====== Supplied records ======
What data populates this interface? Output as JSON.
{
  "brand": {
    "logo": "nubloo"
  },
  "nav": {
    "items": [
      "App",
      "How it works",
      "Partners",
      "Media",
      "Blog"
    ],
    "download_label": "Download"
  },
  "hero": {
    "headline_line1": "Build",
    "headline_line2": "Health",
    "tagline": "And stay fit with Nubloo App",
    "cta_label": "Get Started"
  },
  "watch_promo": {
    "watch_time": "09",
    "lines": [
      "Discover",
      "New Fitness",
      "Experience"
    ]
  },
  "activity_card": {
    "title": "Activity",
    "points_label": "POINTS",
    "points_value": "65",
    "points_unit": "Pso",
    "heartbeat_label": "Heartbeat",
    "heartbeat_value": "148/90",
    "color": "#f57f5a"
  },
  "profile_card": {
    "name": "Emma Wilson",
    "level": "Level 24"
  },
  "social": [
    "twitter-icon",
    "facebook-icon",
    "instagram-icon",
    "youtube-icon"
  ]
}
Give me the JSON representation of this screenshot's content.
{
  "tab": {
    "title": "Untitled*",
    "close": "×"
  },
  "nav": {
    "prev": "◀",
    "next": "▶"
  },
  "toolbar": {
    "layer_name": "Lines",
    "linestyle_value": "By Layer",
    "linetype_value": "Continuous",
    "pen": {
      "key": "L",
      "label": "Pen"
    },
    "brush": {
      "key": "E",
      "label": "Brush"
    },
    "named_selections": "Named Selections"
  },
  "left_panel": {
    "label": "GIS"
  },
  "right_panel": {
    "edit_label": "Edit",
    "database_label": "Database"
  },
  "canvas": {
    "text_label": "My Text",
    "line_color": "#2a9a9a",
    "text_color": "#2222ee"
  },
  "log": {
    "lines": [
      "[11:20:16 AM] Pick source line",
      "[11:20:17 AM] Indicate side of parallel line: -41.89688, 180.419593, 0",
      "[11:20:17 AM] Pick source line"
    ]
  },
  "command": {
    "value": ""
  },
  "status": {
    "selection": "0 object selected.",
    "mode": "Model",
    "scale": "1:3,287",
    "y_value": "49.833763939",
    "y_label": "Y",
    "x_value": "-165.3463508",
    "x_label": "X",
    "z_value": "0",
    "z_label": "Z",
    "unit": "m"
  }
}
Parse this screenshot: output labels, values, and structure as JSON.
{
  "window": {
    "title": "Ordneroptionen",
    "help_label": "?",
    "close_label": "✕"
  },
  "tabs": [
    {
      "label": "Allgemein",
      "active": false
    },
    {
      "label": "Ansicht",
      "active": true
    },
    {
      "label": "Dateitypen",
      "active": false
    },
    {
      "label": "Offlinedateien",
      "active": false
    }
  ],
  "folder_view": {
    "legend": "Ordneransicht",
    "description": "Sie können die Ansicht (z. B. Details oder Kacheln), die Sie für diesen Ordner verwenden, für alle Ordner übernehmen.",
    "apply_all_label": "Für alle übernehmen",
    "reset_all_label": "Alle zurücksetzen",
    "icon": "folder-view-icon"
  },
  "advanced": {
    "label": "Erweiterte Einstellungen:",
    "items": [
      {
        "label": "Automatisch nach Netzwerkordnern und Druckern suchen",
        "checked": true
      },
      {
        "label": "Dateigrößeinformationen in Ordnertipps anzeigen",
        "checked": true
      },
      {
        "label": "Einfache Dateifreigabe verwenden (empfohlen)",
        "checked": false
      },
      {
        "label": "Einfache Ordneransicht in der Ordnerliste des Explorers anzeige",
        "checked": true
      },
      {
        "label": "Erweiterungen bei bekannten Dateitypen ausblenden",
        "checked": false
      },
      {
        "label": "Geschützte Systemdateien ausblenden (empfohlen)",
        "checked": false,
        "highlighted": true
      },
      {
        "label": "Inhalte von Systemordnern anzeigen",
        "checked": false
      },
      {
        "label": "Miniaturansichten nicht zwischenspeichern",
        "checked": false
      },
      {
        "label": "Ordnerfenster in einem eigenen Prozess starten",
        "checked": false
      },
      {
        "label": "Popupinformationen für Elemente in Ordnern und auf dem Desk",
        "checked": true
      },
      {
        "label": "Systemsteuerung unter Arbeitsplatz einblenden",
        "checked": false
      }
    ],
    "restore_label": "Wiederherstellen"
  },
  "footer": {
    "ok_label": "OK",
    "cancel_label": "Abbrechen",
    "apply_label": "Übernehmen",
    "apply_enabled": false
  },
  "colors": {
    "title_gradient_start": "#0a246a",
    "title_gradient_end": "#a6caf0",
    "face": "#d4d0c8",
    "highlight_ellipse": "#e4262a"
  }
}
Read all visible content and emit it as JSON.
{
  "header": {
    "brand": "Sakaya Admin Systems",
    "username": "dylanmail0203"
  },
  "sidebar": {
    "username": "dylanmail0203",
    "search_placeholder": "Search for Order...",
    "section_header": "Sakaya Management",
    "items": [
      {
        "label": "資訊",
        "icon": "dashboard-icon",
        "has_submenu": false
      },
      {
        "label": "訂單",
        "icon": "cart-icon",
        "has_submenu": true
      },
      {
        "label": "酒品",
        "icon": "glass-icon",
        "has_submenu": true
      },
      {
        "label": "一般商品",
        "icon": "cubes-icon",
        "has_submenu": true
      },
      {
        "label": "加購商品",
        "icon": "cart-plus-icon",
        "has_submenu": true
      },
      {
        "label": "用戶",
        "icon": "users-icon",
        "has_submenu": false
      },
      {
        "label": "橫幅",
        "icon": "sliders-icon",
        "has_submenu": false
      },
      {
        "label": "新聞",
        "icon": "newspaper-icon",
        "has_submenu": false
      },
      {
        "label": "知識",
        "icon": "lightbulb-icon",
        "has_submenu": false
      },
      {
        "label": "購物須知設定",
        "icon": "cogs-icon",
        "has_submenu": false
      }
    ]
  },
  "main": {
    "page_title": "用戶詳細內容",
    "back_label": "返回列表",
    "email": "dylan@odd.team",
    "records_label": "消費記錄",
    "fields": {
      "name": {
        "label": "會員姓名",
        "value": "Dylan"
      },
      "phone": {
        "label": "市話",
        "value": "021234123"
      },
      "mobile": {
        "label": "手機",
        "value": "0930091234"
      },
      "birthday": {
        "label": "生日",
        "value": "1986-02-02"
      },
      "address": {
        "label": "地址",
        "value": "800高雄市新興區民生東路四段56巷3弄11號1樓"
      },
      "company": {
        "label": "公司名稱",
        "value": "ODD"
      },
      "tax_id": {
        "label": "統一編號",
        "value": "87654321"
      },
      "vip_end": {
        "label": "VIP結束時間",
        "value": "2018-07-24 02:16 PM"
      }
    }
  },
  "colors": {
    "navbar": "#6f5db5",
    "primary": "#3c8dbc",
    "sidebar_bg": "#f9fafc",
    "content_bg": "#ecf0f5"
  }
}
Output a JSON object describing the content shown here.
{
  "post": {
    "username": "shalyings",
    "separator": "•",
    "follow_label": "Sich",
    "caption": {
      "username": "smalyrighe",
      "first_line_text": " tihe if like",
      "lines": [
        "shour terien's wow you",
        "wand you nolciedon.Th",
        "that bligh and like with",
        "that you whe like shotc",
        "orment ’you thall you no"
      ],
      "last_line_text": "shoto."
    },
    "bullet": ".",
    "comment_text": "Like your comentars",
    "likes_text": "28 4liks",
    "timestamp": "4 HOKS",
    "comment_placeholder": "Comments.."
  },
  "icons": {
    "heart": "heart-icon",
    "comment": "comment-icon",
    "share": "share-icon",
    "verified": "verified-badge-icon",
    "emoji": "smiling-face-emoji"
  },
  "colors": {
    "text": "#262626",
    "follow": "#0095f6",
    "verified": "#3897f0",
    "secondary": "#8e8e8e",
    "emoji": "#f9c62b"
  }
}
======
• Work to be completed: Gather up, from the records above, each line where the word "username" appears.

• Response to the exercise:
    "username": "dylanmail0203"
    "username": "dylanmail0203",
    "username": "shalyings",
      "username": "smalyrighe",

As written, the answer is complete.